Last update12:12:22 PM

Back You are here: Home Lifestyle Home and Garden Organic Compost

Organic Compost

For the keen or organic gardener in Bulgaria, making compost from garden and household waste is one of the best things you can do. Not only is it terribly simple but it also takes very little time and effort. And you'll fit right in with your Bulgarian neighbours too. Furthermore, you'll reduce pollution and cut down on all that waste either going to a landfill or, even worse, being dumped. The rewards will also come about in your garden, with healthier plants and less fertilisers having to be bought and used.

Composting can be as much or as little work as you want to make it but the more effort you put in, the quicker you will have ready to use compost.

What is compost?

Looking after your soil is all about compost. You could consider compost as a natural way of re-cycling. Instead of man made chemicals, it garners a natural process. It just takes a bit of manpower to do it. The main idea behind good gardening and husbandry is "feed the soil", not the plants as they will take care of themselves if the soil is right.

A successful compost heap contains a proper mix of carbon-rich and nitrogen-rich materials. These are often referred to as the “green” and “brown” ingredients in a healthy compost heap. Composting is a small eco system all of its own.

One thing compost most certainly is not is a smelly hole at the bottom of the garden. There should be no smell and no flies.

What can I put on my compost?

The basics are that if it will rot, then you can compost it.

You'll need a variety of plant material to start it off. Grass cuttings and kitchen scraps (vegetable) provide nitrogen while leaves provide carbon. You simply throw in organic materials as you have them. If you turn the pile every week, this will speed up the process. What you are looking for is a nice diverse mixture of different types of material

Some things rot quickly and act as activators, others rot more slowly and give body to the compost. Grass cuttings and young weeds rot quickly, whilst old or tough plant materials rot more slowly. Woody things rot more slowly still and these should be chopped up first. You can recycle pretty much all of your plant based kitchen and garden waste. Don't put on dairy produce, meat or bread.

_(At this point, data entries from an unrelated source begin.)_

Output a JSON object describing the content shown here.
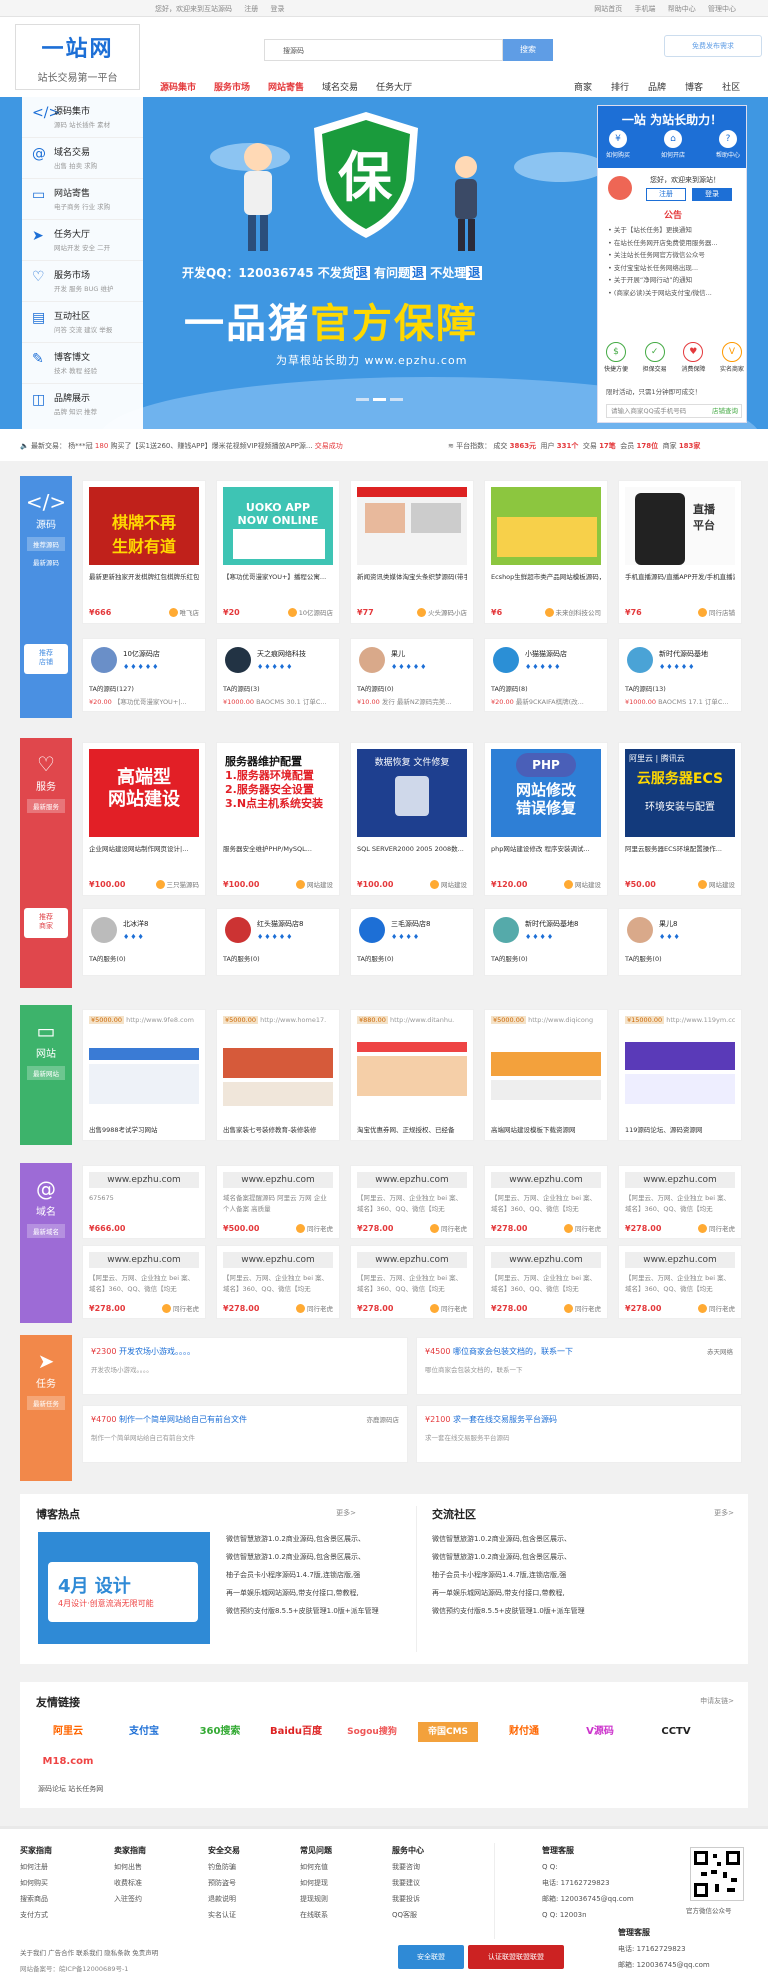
{
  "topbar": {
    "greeting": "您好，欢迎来到互站源码",
    "register": "注册",
    "login": "登录",
    "links": [
      "网站首页",
      "手机端",
      "帮助中心",
      "管理中心"
    ]
  },
  "header": {
    "logo_text": "一站网",
    "slogan": "站长交易第一平台",
    "search_value": "搜源码",
    "search_btn": "搜索",
    "publish_btn": "免费发布需求",
    "nav_left": [
      "源码集市",
      "服务市场",
      "网站寄售",
      "域名交易",
      "任务大厅"
    ],
    "nav_right": [
      "商家",
      "排行",
      "品牌",
      "博客",
      "社区"
    ]
  },
  "categories": [
    {
      "icon": "</>",
      "title": "源码集市",
      "sub": "源码 站长插件 素材"
    },
    {
      "icon": "@",
      "title": "域名交易",
      "sub": "出售 拍卖 求购"
    },
    {
      "icon": "▭",
      "title": "网站寄售",
      "sub": "电子商务 行业 求购"
    },
    {
      "icon": "➤",
      "title": "任务大厅",
      "sub": "网站开发 安全 二开"
    },
    {
      "icon": "♡",
      "title": "服务市场",
      "sub": "开发 服务 BUG 维护"
    },
    {
      "icon": "▤",
      "title": "互动社区",
      "sub": "问答 交流 建议 举报"
    },
    {
      "icon": "✎",
      "title": "博客博文",
      "sub": "技术 教程 经验"
    },
    {
      "icon": "◫",
      "title": "品牌展示",
      "sub": "品牌 知识 推荐"
    }
  ],
  "banner": {
    "shield": "保",
    "line1_prefix": "开发QQ：120036745",
    "line1": [
      "不发货",
      "退",
      "有问题",
      "退",
      "不处理",
      "退"
    ],
    "line2a": "一品猪",
    "line2b": "官方保障",
    "line3": "为草根站长助力   www.epzhu.com"
  },
  "panel": {
    "head": "一站 为站长助力！",
    "tabs": [
      "如何购买",
      "如何开店",
      "帮助中心"
    ],
    "hello": "您好，欢迎来到源站！",
    "register": "注册",
    "login": "登录",
    "notice_title": "公告",
    "notices": [
      "关于【站长任务】更换通知",
      "在站长任务网开店免费使用服务器...",
      "关注站长任务网官方微信公众号",
      "支付宝宝站长任务网络出现...",
      "关于开展“净网行动”的通知",
      "(商家必读)关于网站支付宝/微信..."
    ],
    "services": [
      "快捷方便",
      "担保交易",
      "消费保障",
      "实名商家"
    ],
    "sale_line": "限时活动，只需1分钟即可成交！",
    "input_placeholder": "请输入商家QQ或手机号码",
    "input_btn": "店铺查询"
  },
  "ticker": {
    "label": "最新交易：",
    "user": "杨***冠",
    "amount": "180",
    "text": "购买了【买1送260、赚钱APP】爆米花视频VIP视频播放APP源...",
    "state": "交易成功",
    "stats_label": "平台指数：",
    "stats": [
      {
        "k": "成交",
        "v": "3863元"
      },
      {
        "k": "用户",
        "v": "331个"
      },
      {
        "k": "交易",
        "v": "17笔"
      },
      {
        "k": "会员",
        "v": "178位"
      },
      {
        "k": "商家",
        "v": "183家"
      }
    ]
  },
  "sections": {
    "source": {
      "name": "源码",
      "tag1": "推荐源码",
      "tag2": "最新源码",
      "recommend": "推荐\n店铺",
      "items": [
        {
          "title": "最新更新独家开发棋牌红包棋牌乐红包版",
          "price": "¥666",
          "shop": "唯飞店"
        },
        {
          "title": "【寒功优哥漫家YOU+】播程公寓...",
          "price": "¥20",
          "shop": "10亿源码店"
        },
        {
          "title": "新闻资讯类媒体淘宝头条织梦源码(带手...",
          "price": "¥77",
          "shop": "火头源码小店"
        },
        {
          "title": "Ecshop生鲜超市类产品网站模板源码，PC...",
          "price": "¥6",
          "shop": "未来创科技公司"
        },
        {
          "title": "手机直播源码/直播APP开发/手机直播源码",
          "price": "¥76",
          "shop": "同行店铺"
        }
      ],
      "shops": [
        {
          "name": "10亿源码店",
          "line": "TA的源码(127)",
          "price": "¥20.00",
          "desc": "【寒功优哥漫家YOU+|..."
        },
        {
          "name": "天之痕网络科技",
          "line": "TA的源码(3)",
          "price": "¥1000.00",
          "desc": "BAOCMS 30.1 订单C..."
        },
        {
          "name": "果儿",
          "line": "TA的源码(0)",
          "price": "¥10.00",
          "desc": "发行 最新NZ源码完美..."
        },
        {
          "name": "小猫猫源码店",
          "line": "TA的源码(8)",
          "price": "¥20.00",
          "desc": "最新9CKAIFA棋牌(改..."
        },
        {
          "name": "新时代源码基地",
          "line": "TA的源码(13)",
          "price": "¥1000.00",
          "desc": "BAOCMS 17.1 订单C..."
        }
      ]
    },
    "service": {
      "name": "服务",
      "tag1": "最新服务",
      "recommend": "推荐\n商家",
      "items": [
        {
          "img": "高端型网站建设",
          "title": "企业网站建设网站制作网页设计|...",
          "price": "¥100.00",
          "shop": "三只猫源码"
        },
        {
          "img": "服务器维护配置",
          "title": "服务器安全维护PHP/MySQL...",
          "price": "¥100.00",
          "shop": "网站建设"
        },
        {
          "img": "数据恢复",
          "title": "SQL SERVER2000 2005 2008数...",
          "price": "¥100.00",
          "shop": "网站建设"
        },
        {
          "img": "网站修改错误修复",
          "title": "php网站建设修改 程序安装调试...",
          "price": "¥120.00",
          "shop": "网站建设"
        },
        {
          "img": "云服务器ECS",
          "title": "阿里云服务器ECS环境配置操作...",
          "price": "¥50.00",
          "shop": "网站建设"
        }
      ],
      "shops": [
        {
          "name": "北冰洋8",
          "line": "TA的服务(0)"
        },
        {
          "name": "红头猫源码店8",
          "line": "TA的服务(0)"
        },
        {
          "name": "三毛源码店8",
          "line": "TA的服务(0)"
        },
        {
          "name": "新时代源码基地8",
          "line": "TA的服务(0)"
        },
        {
          "name": "果儿8",
          "line": "TA的服务(0)"
        }
      ]
    },
    "site": {
      "name": "网站",
      "tag1": "最新网站",
      "items": [
        {
          "price": "¥5000.00",
          "url": "http://www.9fe8.com",
          "title": "出售9988考试学习网站"
        },
        {
          "price": "¥5000.00",
          "url": "http://www.home17.",
          "title": "出售家装七号装修教育-装修装修"
        },
        {
          "price": "¥880.00",
          "url": "http://www.ditanhu.",
          "title": "淘宝优惠券网、正规授权、已经备"
        },
        {
          "price": "¥5000.00",
          "url": "http://www.diqicong",
          "title": "高端网站建设模板下载资源网"
        },
        {
          "price": "¥15000.00",
          "url": "http://www.119ym.cc",
          "title": "119源码论坛、源码资源网"
        }
      ]
    },
    "domain": {
      "name": "域名",
      "tag1": "最新域名",
      "row1": [
        {
          "domain": "www.epzhu.com",
          "desc": "675675",
          "price": "¥666.00",
          "shop": ""
        },
        {
          "domain": "www.epzhu.com",
          "desc": "域名备案提醒源码 阿里云 万网 企业个人备案 高质量",
          "price": "¥500.00",
          "shop": "同行老虎"
        },
        {
          "domain": "www.epzhu.com",
          "desc": "【阿里云、万网、企业独立 bei 案、域名】360、QQ、微信【均无",
          "price": "¥278.00",
          "shop": "同行老虎"
        },
        {
          "domain": "www.epzhu.com",
          "desc": "【阿里云、万网、企业独立 bei 案、域名】360、QQ、微信【均无",
          "price": "¥278.00",
          "shop": "同行老虎"
        },
        {
          "domain": "www.epzhu.com",
          "desc": "【阿里云、万网、企业独立 bei 案、域名】360、QQ、微信【均无",
          "price": "¥278.00",
          "shop": "同行老虎"
        }
      ],
      "row2": [
        {
          "domain": "www.epzhu.com",
          "desc": "【阿里云、万网、企业独立 bei 案、域名】360、QQ、微信【均无",
          "price": "¥278.00",
          "shop": "同行老虎"
        },
        {
          "domain": "www.epzhu.com",
          "desc": "【阿里云、万网、企业独立 bei 案、域名】360、QQ、微信【均无",
          "price": "¥278.00",
          "shop": "同行老虎"
        },
        {
          "domain": "www.epzhu.com",
          "desc": "【阿里云、万网、企业独立 bei 案、域名】360、QQ、微信【均无",
          "price": "¥278.00",
          "shop": "同行老虎"
        },
        {
          "domain": "www.epzhu.com",
          "desc": "【阿里云、万网、企业独立 bei 案、域名】360、QQ、微信【均无",
          "price": "¥278.00",
          "shop": "同行老虎"
        },
        {
          "domain": "www.epzhu.com",
          "desc": "【阿里云、万网、企业独立 bei 案、域名】360、QQ、微信【均无",
          "price": "¥278.00",
          "shop": "同行老虎"
        }
      ]
    },
    "task": {
      "name": "任务",
      "tag1": "最新任务",
      "items": [
        {
          "price": "¥2300",
          "title": "开发农场小游戏。。。。",
          "desc": "开发农场小游戏。。。。",
          "user": ""
        },
        {
          "price": "¥4500",
          "title": "哪位商家会包装文档的，联系一下",
          "desc": "哪位商家会包装文档的，联系一下",
          "user": "赤天网络"
        },
        {
          "price": "¥4700",
          "title": "制作一个简单网站给自己有前台文件",
          "desc": "制作一个简单网站给自己有前台文件",
          "user": "亦鹿源码店"
        },
        {
          "price": "¥2100",
          "title": "求一套在线交易服务平台源码",
          "desc": "求一套在线交易服务平台源码",
          "user": ""
        }
      ]
    }
  },
  "blog": {
    "title": "博客热点",
    "more": "更多>",
    "img_text": "4月设计·创意流淌无限可能",
    "items": [
      "微信智慧旅游1.0.2商业源码,包含景区展示、",
      "微信智慧旅游1.0.2商业源码,包含景区展示、",
      "柚子会员卡小程序源码1.4.7版,连锁店版,强",
      "再一单娱乐城网站源码,带支付接口,带教程,",
      "微信预约支付版8.5.5+皮肤管理1.0版+派车管理"
    ]
  },
  "community": {
    "title": "交流社区",
    "more": "更多>",
    "items": [
      "微信智慧旅游1.0.2商业源码,包含景区展示、",
      "微信智慧旅游1.0.2商业源码,包含景区展示、",
      "柚子会员卡小程序源码1.4.7版,连锁店版,强",
      "再一单娱乐城网站源码,带支付接口,带教程,",
      "微信预约支付版8.5.5+皮肤管理1.0版+派车管理"
    ]
  },
  "links": {
    "title": "友情链接",
    "apply": "申请友链>",
    "logos": [
      "阿里云",
      "支付宝",
      "360搜索",
      "Baidu百度",
      "Sogou搜狗",
      "帝国CMS",
      "财付通",
      "V源码",
      "CCTV",
      "M18.com"
    ],
    "text_links": "源码论坛  站长任务网"
  },
  "footer": {
    "cols": [
      {
        "title": "买家指南",
        "items": [
          "如何注册",
          "如何购买",
          "搜索商品",
          "支付方式"
        ]
      },
      {
        "title": "卖家指南",
        "items": [
          "如何出售",
          "收费标准",
          "入驻签约"
        ]
      },
      {
        "title": "安全交易",
        "items": [
          "钓鱼防骗",
          "预防盗号",
          "退款说明",
          "实名认证"
        ]
      },
      {
        "title": "常见问题",
        "items": [
          "如何充值",
          "如何提现",
          "提现规则",
          "在线联系"
        ]
      },
      {
        "title": "服务中心",
        "items": [
          "我要咨询",
          "我要建议",
          "我要投诉",
          "QQ客服"
        ]
      }
    ],
    "service_title": "管理客服",
    "qq_label": "Q Q:",
    "phone_label": "电话:",
    "phone": "17162729823",
    "email_label": "邮箱:",
    "email": "120036745@qq.com",
    "qq2": "12003n",
    "qr_caption": "官方微信公众号",
    "bottom_links": "关于我们  广告合作  联系我们  隐私条款  免责声明",
    "icp": "网站备案号：皖ICP备12000689号-1",
    "badge1": "安全联盟",
    "badge2": "认证联盟联盟联盟"
  }
}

You can begin with a nicely chopped or shredded stack of woody items and place this at the bottom as it will allow air to circulate. Then add some grass cuttings, any weeds, etc. This kind of material will be quite diverse in size and texture. A bucket or two from the kitchen of vegetable scraps... and hey presto you've already started your compost heap.

It's handy to keep a receptacle in the kitchen for waste which you want to put on your compost heap. You can use coffee grounds too and even leave them in the filter as that will break down as well.

Do you need a compost bin?

You don't! It's possible to make good compost in a free standing pile. All you need is a shovel or fork to turn and move the contents of the heap. Don't build the compost against a shed or fence as compost heaps have bugs and worms in them, which you don't want in your shed. About two feet away is a decent distance.

As the compost starts to work its magic, it will gradually, from the bottom up, turn into stuff which looks like dark brown soil. You won't even recognise the items in there. The finished compost pile will have seriously shrunk! Probably to about a quarter of the original size. It should smell woody and earthy and crumble in your hand.


With just a little work you will have an endless supply of compost and mineral rich soil year after year giving you a healthy organic garden.


Tips and hints on contents

Leaves
You can add autumn leaves to your compost heap. However, you can also make leafmould. Just stuff the wet leaves into recyclable black bin bags, then after a year or so, the leafmould is ready to use.

Grass cuttings
On their own you'll only end up with a horrid smelly mess. They should be mixed well with other slow rotting materials.

Weeds
Take care with some difficult weeds such as bindweed. Rather than putting them straight on, mix them up with grass cuttings in a plastic sack. When you can no longer recognise the weeds, then you can add them to the heap.

Clippings and prunings
These should be chopped up or shredded as they will take a long time to rot.

Manure
Horse and cattle manure mixed with straw composts well. If you have a guinea pig as a family pet their droppings work wonders on the compost heap. If the manure is mixed with woodshavings, leave this to rot separately until the woodshavings have decomposed before adding it to the compost. Sawdust and woodshavings are extremely slow to decay.

Paper
If your compost heap is made up with a lot of kitchen scraps, cardboard and paper items can be useful to add to the heap. Newspaper can be used, but not in large quantities.